Reconstructivist Art: The Warriors

The Warriors (1979) by Walter Hill and David Shaber as an example of Reconstructivist Art

A cult classic movie, The Warriors traces the adventures of a multiracial New York street gang battling to make their way home after a disastrous gang summit, despite the opposition of a lurid assortment of flamboyant enemies.

(1) Nod to Artifice: The movie was originally conceived as a live-action comic book. Although it never made it into the original theatrical release, the concept was to have each major scene first presented as a page from a comic book, a framing device finally realized in the 2005 release of the “director’s cut” version on video.

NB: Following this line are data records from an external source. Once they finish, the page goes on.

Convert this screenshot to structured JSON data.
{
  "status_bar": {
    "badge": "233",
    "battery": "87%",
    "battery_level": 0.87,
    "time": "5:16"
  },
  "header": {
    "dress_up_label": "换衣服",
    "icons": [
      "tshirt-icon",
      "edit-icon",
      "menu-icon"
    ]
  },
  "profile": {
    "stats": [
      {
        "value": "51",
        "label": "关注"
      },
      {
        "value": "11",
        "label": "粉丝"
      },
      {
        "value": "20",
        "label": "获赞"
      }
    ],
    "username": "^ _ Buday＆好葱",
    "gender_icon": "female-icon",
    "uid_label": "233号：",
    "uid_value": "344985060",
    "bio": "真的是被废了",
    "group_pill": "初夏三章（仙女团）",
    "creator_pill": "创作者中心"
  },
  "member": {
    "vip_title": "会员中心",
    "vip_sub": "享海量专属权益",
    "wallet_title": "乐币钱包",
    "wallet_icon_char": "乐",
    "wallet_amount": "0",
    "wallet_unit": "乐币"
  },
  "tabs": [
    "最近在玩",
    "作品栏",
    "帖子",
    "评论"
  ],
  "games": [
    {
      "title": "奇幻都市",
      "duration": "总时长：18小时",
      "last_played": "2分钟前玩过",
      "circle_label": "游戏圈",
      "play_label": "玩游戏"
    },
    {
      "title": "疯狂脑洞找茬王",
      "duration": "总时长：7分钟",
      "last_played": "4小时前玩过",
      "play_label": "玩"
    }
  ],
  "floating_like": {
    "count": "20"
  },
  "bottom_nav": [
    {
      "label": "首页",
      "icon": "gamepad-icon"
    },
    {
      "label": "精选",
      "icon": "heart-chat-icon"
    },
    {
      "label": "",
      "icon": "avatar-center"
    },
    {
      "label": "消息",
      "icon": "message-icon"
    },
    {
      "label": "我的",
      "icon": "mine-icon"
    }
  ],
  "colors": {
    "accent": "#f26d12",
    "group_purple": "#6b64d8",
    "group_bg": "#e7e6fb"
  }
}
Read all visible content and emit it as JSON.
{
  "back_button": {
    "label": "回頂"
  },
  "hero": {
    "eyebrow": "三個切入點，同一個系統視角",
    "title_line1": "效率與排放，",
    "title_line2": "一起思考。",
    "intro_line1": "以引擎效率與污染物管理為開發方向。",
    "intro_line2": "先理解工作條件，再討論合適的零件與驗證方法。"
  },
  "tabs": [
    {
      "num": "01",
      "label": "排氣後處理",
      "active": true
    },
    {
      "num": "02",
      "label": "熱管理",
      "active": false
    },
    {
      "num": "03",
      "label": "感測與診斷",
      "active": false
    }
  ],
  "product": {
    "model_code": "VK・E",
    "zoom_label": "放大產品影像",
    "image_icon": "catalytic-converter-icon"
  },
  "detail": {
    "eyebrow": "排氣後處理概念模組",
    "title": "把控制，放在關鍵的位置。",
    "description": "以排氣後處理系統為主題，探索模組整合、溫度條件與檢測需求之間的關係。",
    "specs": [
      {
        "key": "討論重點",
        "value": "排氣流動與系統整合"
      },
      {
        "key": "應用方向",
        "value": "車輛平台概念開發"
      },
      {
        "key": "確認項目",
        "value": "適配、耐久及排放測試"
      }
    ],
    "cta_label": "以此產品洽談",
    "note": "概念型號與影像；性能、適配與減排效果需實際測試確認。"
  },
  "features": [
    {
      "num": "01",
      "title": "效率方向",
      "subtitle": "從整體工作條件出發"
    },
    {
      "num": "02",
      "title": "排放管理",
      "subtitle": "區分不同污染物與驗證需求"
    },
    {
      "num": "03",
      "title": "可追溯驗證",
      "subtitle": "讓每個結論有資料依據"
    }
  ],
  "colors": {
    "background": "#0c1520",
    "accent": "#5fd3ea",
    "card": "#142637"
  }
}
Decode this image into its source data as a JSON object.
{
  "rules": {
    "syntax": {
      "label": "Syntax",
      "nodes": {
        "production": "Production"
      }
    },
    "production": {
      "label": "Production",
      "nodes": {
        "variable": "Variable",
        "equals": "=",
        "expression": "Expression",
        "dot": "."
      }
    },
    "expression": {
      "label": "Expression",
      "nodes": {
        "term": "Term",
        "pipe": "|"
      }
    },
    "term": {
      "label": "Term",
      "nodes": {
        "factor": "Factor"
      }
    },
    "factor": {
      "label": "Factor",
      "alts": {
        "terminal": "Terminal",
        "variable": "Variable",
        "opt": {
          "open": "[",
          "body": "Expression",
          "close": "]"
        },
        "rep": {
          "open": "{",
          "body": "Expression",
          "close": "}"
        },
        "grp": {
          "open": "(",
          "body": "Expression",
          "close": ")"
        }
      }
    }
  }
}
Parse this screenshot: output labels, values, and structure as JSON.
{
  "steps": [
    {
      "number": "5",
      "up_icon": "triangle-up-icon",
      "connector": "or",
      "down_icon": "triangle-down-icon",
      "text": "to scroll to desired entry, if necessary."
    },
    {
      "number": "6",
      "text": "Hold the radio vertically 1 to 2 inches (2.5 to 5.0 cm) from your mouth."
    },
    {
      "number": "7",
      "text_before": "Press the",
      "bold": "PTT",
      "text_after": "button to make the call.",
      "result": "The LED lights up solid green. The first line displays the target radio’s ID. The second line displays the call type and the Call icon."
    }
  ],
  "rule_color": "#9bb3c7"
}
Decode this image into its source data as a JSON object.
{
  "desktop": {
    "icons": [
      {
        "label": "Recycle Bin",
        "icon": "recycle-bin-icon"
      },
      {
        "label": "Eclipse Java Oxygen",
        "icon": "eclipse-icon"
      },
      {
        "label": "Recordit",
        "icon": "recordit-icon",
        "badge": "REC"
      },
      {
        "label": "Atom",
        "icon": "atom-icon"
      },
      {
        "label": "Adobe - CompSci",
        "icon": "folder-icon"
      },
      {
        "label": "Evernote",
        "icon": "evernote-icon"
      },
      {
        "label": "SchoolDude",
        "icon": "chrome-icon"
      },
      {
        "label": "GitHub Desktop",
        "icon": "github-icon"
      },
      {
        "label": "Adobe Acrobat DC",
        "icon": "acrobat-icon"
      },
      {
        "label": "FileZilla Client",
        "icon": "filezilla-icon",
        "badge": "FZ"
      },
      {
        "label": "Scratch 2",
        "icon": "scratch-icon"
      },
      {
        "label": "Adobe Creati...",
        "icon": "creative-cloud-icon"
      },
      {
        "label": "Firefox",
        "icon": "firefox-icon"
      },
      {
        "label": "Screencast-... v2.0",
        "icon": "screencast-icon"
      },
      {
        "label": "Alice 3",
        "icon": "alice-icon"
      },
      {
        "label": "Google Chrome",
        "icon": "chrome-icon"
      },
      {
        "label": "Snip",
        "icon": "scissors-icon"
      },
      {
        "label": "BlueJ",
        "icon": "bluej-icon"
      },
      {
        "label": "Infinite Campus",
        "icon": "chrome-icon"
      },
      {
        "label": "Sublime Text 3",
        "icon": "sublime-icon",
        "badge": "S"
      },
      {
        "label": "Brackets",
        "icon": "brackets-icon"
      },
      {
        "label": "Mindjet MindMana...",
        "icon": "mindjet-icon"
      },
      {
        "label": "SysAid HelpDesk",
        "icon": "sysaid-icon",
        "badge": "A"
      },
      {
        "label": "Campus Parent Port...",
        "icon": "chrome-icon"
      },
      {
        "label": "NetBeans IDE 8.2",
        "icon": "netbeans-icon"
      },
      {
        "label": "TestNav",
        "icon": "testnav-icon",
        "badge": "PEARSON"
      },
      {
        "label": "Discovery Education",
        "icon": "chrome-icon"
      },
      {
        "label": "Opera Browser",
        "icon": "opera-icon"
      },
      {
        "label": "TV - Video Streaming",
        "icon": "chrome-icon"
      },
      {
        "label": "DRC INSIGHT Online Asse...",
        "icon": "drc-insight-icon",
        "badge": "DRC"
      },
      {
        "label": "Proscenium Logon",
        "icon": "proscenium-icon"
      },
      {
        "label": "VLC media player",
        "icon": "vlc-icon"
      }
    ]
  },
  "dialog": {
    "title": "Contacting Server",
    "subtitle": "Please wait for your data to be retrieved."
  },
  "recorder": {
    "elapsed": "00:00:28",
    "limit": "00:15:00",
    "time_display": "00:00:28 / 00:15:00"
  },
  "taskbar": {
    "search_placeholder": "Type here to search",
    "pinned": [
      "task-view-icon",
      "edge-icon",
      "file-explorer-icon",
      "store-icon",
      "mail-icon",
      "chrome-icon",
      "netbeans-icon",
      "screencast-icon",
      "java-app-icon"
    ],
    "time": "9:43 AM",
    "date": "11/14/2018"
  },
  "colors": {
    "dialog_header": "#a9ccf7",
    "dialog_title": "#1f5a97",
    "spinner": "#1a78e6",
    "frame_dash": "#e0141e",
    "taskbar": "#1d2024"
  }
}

Even without the device, however, an anti-realist comic-book sensibility survives in the movie in the form of the highly stylized street gangs, each with a bizarre theme and cartoonish look (such as the memorable “Baseball Furies,” dressed like baseball players, with faces painted like zombies).

(2) Classic Structure: As is common in reconstructive art pieces, the movie is an adaptation of an adaptation, in this case taken from a novel that was itself inspired by the Anabasis, an ancient Greek epic by Xenophon, a warrior and student of Socrates. Like its structural model, it tells the story of an outnumbered band of mercenaries making it home against all odds.

(3) Transcontextual and Iconic Elements: Each of the movie’s many gangs is iconic and allusive in look, style and conception, including the eponymous heroes who represent the mercenary warriors of Xenophon’s original, but who have a look partially inspired by war garments from various Native American nations. Other transcontextualized gangs include the “Baseball Furies”, named after the ancient Greek spirits of revenge, and the “Lizzies”, a seductive-but-tough lesbian gang who represent the alluring-but-deadly Sirens of greek mythology. Many of the film’s signature moments have become iconic images of popular culture themselves, most notably the “Can you dig it?” speech by messianic gang leader Cyrus, and the bottle-rattling taunt “Warriors, come out and play!” delivered by demented villain Luther.

(4) Moments of Genuine Emotion or Significance: As cartoonish as the movie may seem, there is a level of sociological, intellectual and emotional depth to its themes that places it head and shoulders above the low-budget action films it outwardly resembles.

Leave a Reply

Your email address will not be published. Required fields are marked *